Your Name (required)

Description (required)

Your Phone Number (required)

We will endeavour to contact you
within the next hour.

Bed Bugs and Landlord’s Liability

A recent story on the BBC News website highlights that bed bugs are back and spreading in the USA and Western Europe. We are often asked about pests and who is responsible for their eradication.

During the tenancy if pests arise it will normally be up to the tenant to deal with them (after all the property has been let to them) unless there is some alternative provision in the tenancy agreement. If the cause of the pests is disrepair at the property (for example mice entering through holes in the external walls) then the landlord may also have some responsibility to resolve the issue.

Where pests are present at the start of the tenancy the issue is more complex. A landlord does not ordinarily give a warranty to a tenant that the property is pest free and habitable at the outset of the tenancy. Therefore, it is debatable whether a landlord is necessarily liable for the presence of pests in a property at the start of a tenancy. However, where a property is let furnished a warranty is given that the property is pest-free at the outset of the tenancy (although no warranty is given that it will stay that way) and where a tenant discovers that a furnished property, as a whole, is infested they may be able to declare the tenancy repudiated, move out, and sue for damages following the principles laid down in Smith v Marrable. However, in this case the landlord was clearly refusing to deal with the issue and so it must be doubted whether the same actions could be taken if the landlord was unaware of the infestation and then took all reasonable steps to deal with it on it being brought to his attention.
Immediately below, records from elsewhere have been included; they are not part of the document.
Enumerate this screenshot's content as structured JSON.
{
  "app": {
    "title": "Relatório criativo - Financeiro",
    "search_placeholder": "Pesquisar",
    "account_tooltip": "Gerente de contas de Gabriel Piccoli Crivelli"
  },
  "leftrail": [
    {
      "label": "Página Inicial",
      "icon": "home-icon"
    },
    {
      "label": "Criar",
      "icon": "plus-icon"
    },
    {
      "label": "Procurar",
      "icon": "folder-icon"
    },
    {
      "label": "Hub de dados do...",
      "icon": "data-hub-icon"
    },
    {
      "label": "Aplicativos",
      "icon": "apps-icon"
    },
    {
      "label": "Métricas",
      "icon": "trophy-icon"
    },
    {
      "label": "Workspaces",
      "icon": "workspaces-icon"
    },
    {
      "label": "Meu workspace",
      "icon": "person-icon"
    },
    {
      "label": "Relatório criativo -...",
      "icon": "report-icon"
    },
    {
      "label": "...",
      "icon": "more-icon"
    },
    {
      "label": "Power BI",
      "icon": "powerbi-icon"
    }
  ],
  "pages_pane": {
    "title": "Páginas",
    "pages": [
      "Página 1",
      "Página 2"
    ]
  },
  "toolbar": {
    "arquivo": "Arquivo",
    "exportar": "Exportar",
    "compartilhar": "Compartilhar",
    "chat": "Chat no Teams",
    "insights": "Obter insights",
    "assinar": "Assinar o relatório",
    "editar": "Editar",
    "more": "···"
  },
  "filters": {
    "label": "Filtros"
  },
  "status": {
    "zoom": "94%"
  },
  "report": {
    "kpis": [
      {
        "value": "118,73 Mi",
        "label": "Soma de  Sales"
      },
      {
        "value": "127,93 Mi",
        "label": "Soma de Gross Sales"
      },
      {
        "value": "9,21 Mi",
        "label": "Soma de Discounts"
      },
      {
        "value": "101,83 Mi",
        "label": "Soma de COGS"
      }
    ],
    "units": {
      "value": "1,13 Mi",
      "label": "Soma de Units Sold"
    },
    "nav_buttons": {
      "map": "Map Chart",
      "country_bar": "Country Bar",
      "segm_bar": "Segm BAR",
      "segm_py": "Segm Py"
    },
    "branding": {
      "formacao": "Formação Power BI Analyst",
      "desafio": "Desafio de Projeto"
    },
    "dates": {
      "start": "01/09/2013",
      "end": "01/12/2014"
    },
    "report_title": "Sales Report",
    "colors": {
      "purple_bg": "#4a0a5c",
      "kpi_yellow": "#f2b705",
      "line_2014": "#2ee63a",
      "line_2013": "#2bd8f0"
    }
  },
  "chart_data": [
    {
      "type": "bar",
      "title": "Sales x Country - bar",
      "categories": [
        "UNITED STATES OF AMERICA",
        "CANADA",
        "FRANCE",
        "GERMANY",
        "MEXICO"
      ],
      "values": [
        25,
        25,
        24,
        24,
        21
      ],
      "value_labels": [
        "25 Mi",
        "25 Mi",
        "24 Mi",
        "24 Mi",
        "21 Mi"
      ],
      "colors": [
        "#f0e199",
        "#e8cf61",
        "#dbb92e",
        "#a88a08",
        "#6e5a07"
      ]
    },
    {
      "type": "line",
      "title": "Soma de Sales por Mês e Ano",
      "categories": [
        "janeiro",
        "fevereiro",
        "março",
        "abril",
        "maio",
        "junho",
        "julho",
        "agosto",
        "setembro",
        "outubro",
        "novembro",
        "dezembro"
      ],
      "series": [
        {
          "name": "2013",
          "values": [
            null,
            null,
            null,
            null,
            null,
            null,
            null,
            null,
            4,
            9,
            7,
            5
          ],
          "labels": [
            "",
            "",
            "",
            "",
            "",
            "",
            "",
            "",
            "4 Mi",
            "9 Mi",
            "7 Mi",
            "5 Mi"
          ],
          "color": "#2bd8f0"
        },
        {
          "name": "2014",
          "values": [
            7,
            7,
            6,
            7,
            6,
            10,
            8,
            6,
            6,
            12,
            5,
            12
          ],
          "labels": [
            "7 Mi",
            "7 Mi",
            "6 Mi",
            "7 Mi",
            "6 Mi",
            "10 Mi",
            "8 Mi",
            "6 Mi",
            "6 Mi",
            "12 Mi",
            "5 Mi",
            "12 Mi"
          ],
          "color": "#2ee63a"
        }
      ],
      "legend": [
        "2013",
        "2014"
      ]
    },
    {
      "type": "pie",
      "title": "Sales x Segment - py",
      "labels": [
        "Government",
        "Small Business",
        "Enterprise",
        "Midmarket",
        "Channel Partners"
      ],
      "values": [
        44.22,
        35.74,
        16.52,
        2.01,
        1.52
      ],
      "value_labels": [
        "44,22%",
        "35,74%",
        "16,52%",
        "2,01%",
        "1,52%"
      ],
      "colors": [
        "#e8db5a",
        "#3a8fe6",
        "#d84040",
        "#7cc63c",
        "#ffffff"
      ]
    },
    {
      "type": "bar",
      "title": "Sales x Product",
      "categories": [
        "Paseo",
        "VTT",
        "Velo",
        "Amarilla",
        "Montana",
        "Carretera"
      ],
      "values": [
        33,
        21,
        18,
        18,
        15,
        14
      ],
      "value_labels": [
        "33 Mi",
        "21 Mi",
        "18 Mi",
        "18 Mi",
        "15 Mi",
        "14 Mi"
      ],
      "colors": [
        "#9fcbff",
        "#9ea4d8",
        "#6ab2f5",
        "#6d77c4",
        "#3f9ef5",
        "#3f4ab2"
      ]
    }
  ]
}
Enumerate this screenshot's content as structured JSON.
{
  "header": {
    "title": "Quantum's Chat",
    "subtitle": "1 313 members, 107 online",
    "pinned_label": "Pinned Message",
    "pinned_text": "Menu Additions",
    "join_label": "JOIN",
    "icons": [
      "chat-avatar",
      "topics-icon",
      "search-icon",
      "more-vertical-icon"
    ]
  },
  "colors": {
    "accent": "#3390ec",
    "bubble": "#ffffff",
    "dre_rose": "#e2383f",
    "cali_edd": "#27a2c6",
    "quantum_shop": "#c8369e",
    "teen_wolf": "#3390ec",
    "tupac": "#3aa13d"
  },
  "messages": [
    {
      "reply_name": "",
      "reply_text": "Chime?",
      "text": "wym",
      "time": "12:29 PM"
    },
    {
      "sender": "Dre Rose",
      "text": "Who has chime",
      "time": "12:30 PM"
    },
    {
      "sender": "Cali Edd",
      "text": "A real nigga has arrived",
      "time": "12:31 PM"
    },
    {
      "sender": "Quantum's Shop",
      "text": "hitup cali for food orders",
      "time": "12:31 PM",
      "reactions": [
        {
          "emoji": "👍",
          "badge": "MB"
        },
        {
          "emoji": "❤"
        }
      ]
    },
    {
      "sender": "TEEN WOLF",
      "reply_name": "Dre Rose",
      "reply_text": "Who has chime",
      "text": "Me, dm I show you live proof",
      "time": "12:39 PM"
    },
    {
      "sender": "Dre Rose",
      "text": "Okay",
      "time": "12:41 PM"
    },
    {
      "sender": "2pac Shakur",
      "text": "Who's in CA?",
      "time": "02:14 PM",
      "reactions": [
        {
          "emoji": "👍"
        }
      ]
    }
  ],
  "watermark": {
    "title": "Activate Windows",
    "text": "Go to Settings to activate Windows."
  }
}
It should also be noted that in Smith the whole property was infested with rats and so the fact that bed bugs were present in a bed would not necessarily be sufficient to allow the tenant to claim repudiation.

If the property is an HMO then the Management of Houses in Multiple Occupation Regulations will apply. These create a prosecutable offence if the property is not clean at start of tenancy and it may be the case that a Court would hold that the definition of clean should include freedom from pests. However, this has not been tested to our knowledge.

Where tenants import fleas of bugs into a property then the Courts have held that this is a breach of the tenant’s implied obligation to use the property in a tenant-like manner.

In short, all landlords should do their utmost to ensure that there are no pests in a property at the outset of a tenancy. Using a professional firm may give the landlord some fallback should pests be found later. Failure to do so might involve serious consequences.

3 Comments

  • Stephen O'Neill 22nd September 2010 at 11:04 am

    I think that must be right but it seems difficult to draw a distinction or principle between a house let furnished or unfurnished. Suppose the pesky bugs infested the whole house, it would be very much like the case of fumes arising from a faulty fire or heating system at the time of the demise, and thus infecting the whole house and preventing peaceful occupation, and on that view it might amount to a defence as a total failure of consideration, preventing any meaningful occupation for the purpose of the tenancy agreement. A tenant, of course, could not be entitled to treat as repudiated a tenancy agreement merely because there were a few bugs in the property, which might easily be got rid of. On the other hand, if it was infested in an extraordinary degree, he is surely not bound to take any extraordinary means for their extermination. Is the question, then, one of degree?

  • Darren Groves 12th March 2011 at 2:45 pm

    As a pest controller I always come across the argument between landlord and tenant of neither claiming responsibility for any types of infestation.
    Could there not be a requirement where as when a property becomes empty it is required to have an inspection before a tenant moves in if this property is to be rented and at the end of a tenancy another inspection is carried out to ensure the property remains pest free. Would this not solve many disputes? As to internal pests such as bedbugs, fleas ect.

  • Bed Bug disputes I see monthly between tenant and landlord, usually I find the tenant will be responsible if they have lived in the property for more than a few months then report the problem and if they were already there then they would have been bitten straight away.

Leave a Reply

Please wait...

Subscribe to our blog

Want to be notified when our article is published? Enter your email address and name below to be the first to know.